The Breast Cancer Initiative East Africa (BCIEA), launched a program dubbed, "One Breast Cancer Smartphone per Village" which aims at distributing smartphones to help raise awareness on breast cancer in Rwandan communities.
According to Philippa Kibugu-Decuir, the founder of BCIEA, through this initiative, they will provide a smartphone to a village ambassador who is trained by BCIEA so that they are able to provide information about breast cancer.
The smartphones have an application installed that was established with all details about breast cancer, how to self-examine breast cancer, and all the necessary information someone would wish to know about this type of cancer.
She said that she has a target of distributing at least 300 smartphones to assist in providing breast cancer information in different communities.
The phones are fitted with an educational application that is both in English and Kinyarwanda and the volunteer ambassadors to be given these phones are medical students that are trained to properly disseminate information on breast cancer mainly during communal activities like Umuganda and Umugoroba w'Ababyeyi period.
Kibugu-Decuir urged Members of Parliament and other policymakers to legislate policies that support cancer patients and survivors and their families, saying that cancer is an expensive devastating disease yet it affects all aspects of life.
She noted that although Rwanda has universal health insurance coverage, the treatment and medications are so expensive that the most vulnerable can't afford it.
For example, she said that 10 percent of the cost of radiation Rwf1.8 million is Rwf108,000 which is out of reach for many.
"The government of Rwanda has made tremendous progress with Butaro Cancer Centre and Rwanda Cancer Centre (at Rwanda Military Hospital) and several hospitals that patients no longer need to travel abroad for treatment, but a lot still has to be done," she said.
Melisa Kabanyana Muvunyi, a student of Rwamagana Leaders' School noted that her role is to spread awareness of breast cancer which is why she and other youth are going to form clubs that will spread the message regarding breast cancer beyond their own school.
According to Dr. Polyphile Ntihinyurwa, a gynecologist at University Teaching Hospitals of Kigali and Huye, mostly, the early signs of breast cancer do not get easily noticed due to lack of pain, which is why regular self-examination is advised.
He explained that one's hands are enough to detect some signs, like masses, irregularities in the breast, or something unusual, and in some cases, one may notice bloody discharges out of the nipple or discoloration of the breast.
In advanced cases of breast cancer, wounds can even burst out of the skin of the breast, Ntihinyurwa stated.
Many people seek medical care when they feel pain or sick, which is very risky as they may lose their breasts because cancer cells could have grown and spread deeper.
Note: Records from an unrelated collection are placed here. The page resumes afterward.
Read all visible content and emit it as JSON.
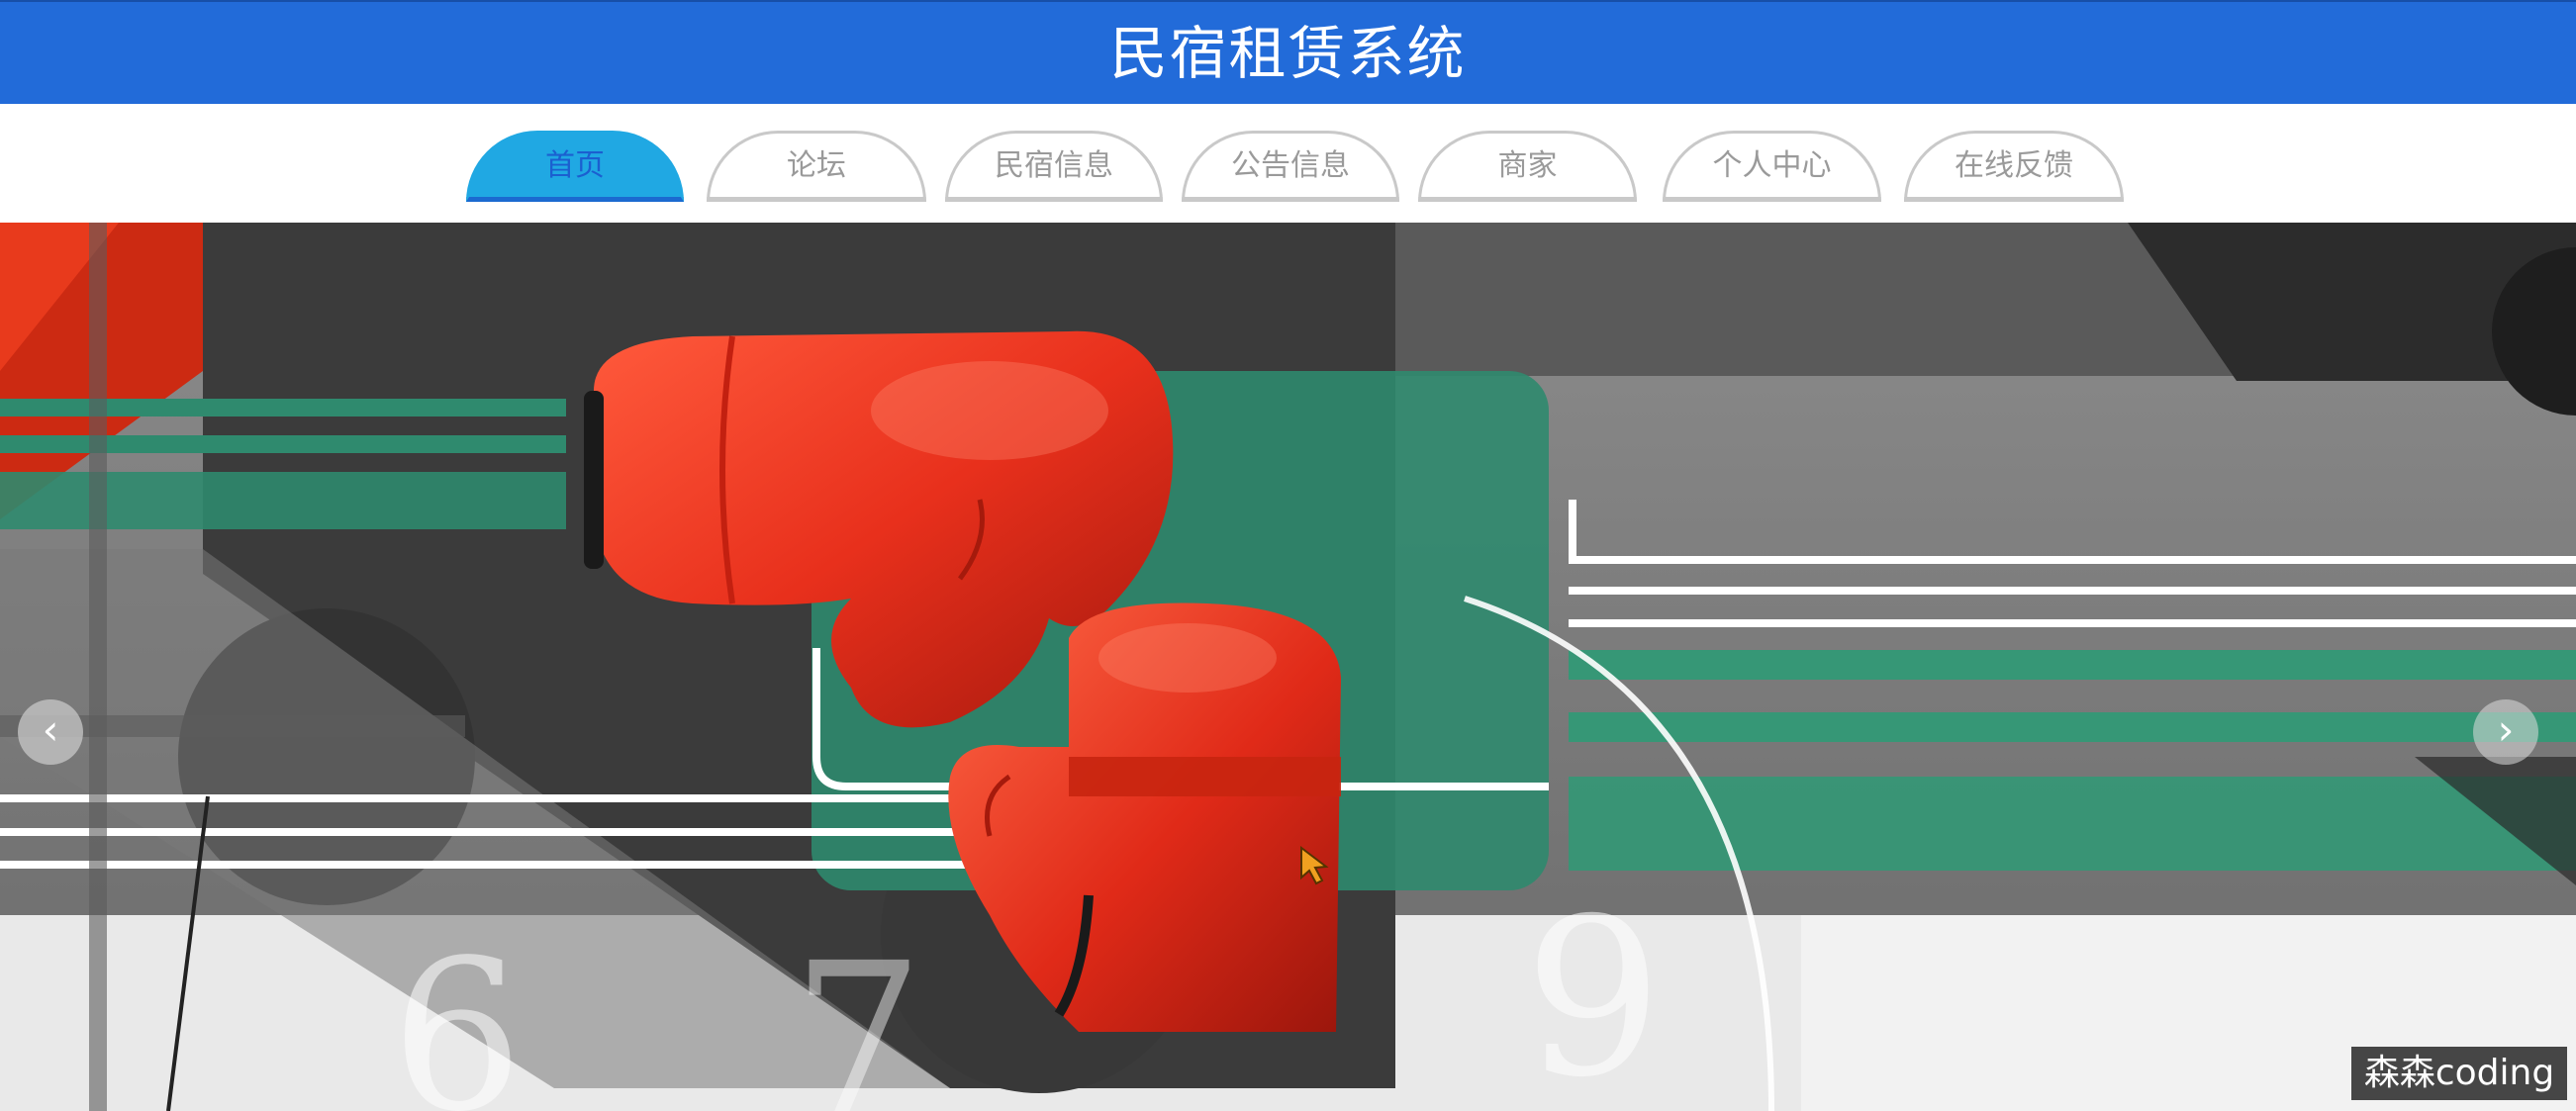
{
  "header": {
    "title": "民宿租赁系统",
    "background_color": "#226bd9"
  },
  "nav": {
    "tabs": [
      {
        "label": "首页",
        "active": true
      },
      {
        "label": "论坛",
        "active": false
      },
      {
        "label": "民宿信息",
        "active": false
      },
      {
        "label": "公告信息",
        "active": false
      },
      {
        "label": "商家",
        "active": false
      },
      {
        "label": "个人中心",
        "active": false
      },
      {
        "label": "在线反馈",
        "active": false
      }
    ],
    "active_color": "#20a8e3"
  },
  "banner": {
    "image": "boxing-gloves-illustration",
    "prev_icon": "chevron-left-icon",
    "next_icon": "chevron-right-icon",
    "colors": {
      "glove": "#e8301c",
      "accent_green": "#2f8a6e",
      "dark": "#3a3a3a"
    }
  },
  "watermark": {
    "text": "森森coding"
  }
}
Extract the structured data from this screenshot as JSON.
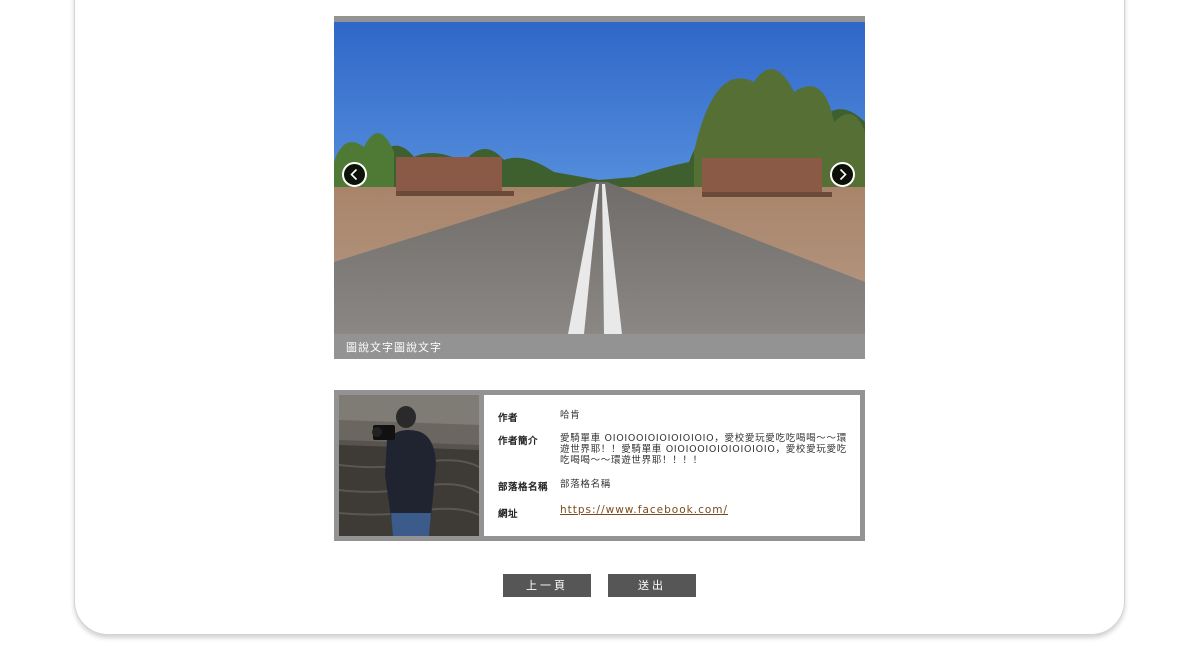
{
  "slider": {
    "caption": "圖說文字圖說文字",
    "prev_icon": "chevron-left-icon",
    "next_icon": "chevron-right-icon"
  },
  "author": {
    "name_label": "作者",
    "name": "哈肯",
    "bio_label": "作者簡介",
    "bio": "愛騎單車 OIOIOOIOIOIOIOIOIO，愛校愛玩愛吃吃喝喝～～環遊世界耶！！愛騎單車 OIOIOOIOIOIOIOIOIO，愛校愛玩愛吃吃喝喝～～環遊世界耶！！！！",
    "blog_label": "部落格名稱",
    "blog_name": "部落格名稱",
    "url_label": "網址",
    "url": "https://www.facebook.com/"
  },
  "buttons": {
    "prev_label": "上一頁",
    "submit_label": "送出"
  }
}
Ntihinyurwa noted that knowing whether one is sick or not is the first step that should be taken. A person can live a happier life knowing that they don't have the disease rather than living a life of doubting whether they are sick or not.
However, he called upon men to be supportive when they notice that their women have breast cancer.
He also stressed that cancer can heal though not all types of cancer, but early detection is the best treatment.